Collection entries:

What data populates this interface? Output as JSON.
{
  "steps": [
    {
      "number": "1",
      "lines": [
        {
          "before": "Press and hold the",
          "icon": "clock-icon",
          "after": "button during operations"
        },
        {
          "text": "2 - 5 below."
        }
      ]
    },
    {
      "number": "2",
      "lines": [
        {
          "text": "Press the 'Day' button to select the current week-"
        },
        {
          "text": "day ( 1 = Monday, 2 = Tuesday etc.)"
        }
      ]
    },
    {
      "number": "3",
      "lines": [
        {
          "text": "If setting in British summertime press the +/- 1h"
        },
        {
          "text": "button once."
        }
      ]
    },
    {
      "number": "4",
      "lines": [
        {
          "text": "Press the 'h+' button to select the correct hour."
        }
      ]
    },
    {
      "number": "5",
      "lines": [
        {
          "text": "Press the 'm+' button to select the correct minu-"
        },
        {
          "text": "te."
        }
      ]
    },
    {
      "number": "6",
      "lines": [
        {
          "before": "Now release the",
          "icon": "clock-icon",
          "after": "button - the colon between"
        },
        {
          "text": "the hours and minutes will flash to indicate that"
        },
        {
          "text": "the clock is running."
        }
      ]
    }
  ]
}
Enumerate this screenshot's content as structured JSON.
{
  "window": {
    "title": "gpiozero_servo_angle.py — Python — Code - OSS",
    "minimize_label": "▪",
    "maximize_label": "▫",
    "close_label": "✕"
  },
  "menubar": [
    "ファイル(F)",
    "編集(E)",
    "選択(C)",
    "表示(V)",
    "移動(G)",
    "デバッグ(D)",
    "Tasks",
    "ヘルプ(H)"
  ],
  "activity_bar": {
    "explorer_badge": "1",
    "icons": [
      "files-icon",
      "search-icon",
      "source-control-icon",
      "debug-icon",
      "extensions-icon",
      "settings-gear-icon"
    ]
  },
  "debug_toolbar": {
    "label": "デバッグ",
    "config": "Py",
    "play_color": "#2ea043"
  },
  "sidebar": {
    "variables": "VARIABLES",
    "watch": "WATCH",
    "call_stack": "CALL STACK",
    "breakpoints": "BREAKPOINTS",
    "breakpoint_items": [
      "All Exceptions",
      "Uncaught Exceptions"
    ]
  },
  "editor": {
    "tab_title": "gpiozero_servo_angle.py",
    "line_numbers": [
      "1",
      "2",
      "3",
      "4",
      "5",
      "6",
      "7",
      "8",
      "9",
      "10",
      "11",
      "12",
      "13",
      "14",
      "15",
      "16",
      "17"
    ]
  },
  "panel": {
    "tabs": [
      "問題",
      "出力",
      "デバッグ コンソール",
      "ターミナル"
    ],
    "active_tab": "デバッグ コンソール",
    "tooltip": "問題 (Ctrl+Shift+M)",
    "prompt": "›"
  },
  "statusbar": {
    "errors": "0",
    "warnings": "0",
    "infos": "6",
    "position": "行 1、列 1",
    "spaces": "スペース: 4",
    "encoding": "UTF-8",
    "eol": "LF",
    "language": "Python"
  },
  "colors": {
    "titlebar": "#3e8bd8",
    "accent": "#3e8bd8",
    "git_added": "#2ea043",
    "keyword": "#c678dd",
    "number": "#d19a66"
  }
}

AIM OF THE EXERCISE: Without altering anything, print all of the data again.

YOUR RESPONSE:
What data populates this interface? Output as JSON.
{
  "steps": [
    {
      "number": "1",
      "lines": [
        {
          "before": "Press and hold the",
          "icon": "clock-icon",
          "after": "button during operations"
        },
        {
          "text": "2 - 5 below."
        }
      ]
    },
    {
      "number": "2",
      "lines": [
        {
          "text": "Press the 'Day' button to select the current week-"
        },
        {
          "text": "day ( 1 = Monday, 2 = Tuesday etc.)"
        }
      ]
    },
    {
      "number": "3",
      "lines": [
        {
          "text": "If setting in British summertime press the +/- 1h"
        },
        {
          "text": "button once."
        }
      ]
    },
    {
      "number": "4",
      "lines": [
        {
          "text": "Press the 'h+' button to select the correct hour."
        }
      ]
    },
    {
      "number": "5",
      "lines": [
        {
          "text": "Press the 'm+' button to select the correct minu-"
        },
        {
          "text": "te."
        }
      ]
    },
    {
      "number": "6",
      "lines": [
        {
          "before": "Now release the",
          "icon": "clock-icon",
          "after": "button - the colon between"
        },
        {
          "text": "the hours and minutes will flash to indicate that"
        },
        {
          "text": "the clock is running."
        }
      ]
    }
  ]
}
Enumerate this screenshot's content as structured JSON.
{
  "window": {
    "title": "gpiozero_servo_angle.py — Python — Code - OSS",
    "minimize_label": "▪",
    "maximize_label": "▫",
    "close_label": "✕"
  },
  "menubar": [
    "ファイル(F)",
    "編集(E)",
    "選択(C)",
    "表示(V)",
    "移動(G)",
    "デバッグ(D)",
    "Tasks",
    "ヘルプ(H)"
  ],
  "activity_bar": {
    "explorer_badge": "1",
    "icons": [
      "files-icon",
      "search-icon",
      "source-control-icon",
      "debug-icon",
      "extensions-icon",
      "settings-gear-icon"
    ]
  },
  "debug_toolbar": {
    "label": "デバッグ",
    "config": "Py",
    "play_color": "#2ea043"
  },
  "sidebar": {
    "variables": "VARIABLES",
    "watch": "WATCH",
    "call_stack": "CALL STACK",
    "breakpoints": "BREAKPOINTS",
    "breakpoint_items": [
      "All Exceptions",
      "Uncaught Exceptions"
    ]
  },
  "editor": {
    "tab_title": "gpiozero_servo_angle.py",
    "line_numbers": [
      "1",
      "2",
      "3",
      "4",
      "5",
      "6",
      "7",
      "8",
      "9",
      "10",
      "11",
      "12",
      "13",
      "14",
      "15",
      "16",
      "17"
    ]
  },
  "panel": {
    "tabs": [
      "問題",
      "出力",
      "デバッグ コンソール",
      "ターミナル"
    ],
    "active_tab": "デバッグ コンソール",
    "tooltip": "問題 (Ctrl+Shift+M)",
    "prompt": "›"
  },
  "statusbar": {
    "errors": "0",
    "warnings": "0",
    "infos": "6",
    "position": "行 1、列 1",
    "spaces": "スペース: 4",
    "encoding": "UTF-8",
    "eol": "LF",
    "language": "Python"
  },
  "colors": {
    "titlebar": "#3e8bd8",
    "accent": "#3e8bd8",
    "git_added": "#2ea043",
    "keyword": "#c678dd",
    "number": "#d19a66"
  }
}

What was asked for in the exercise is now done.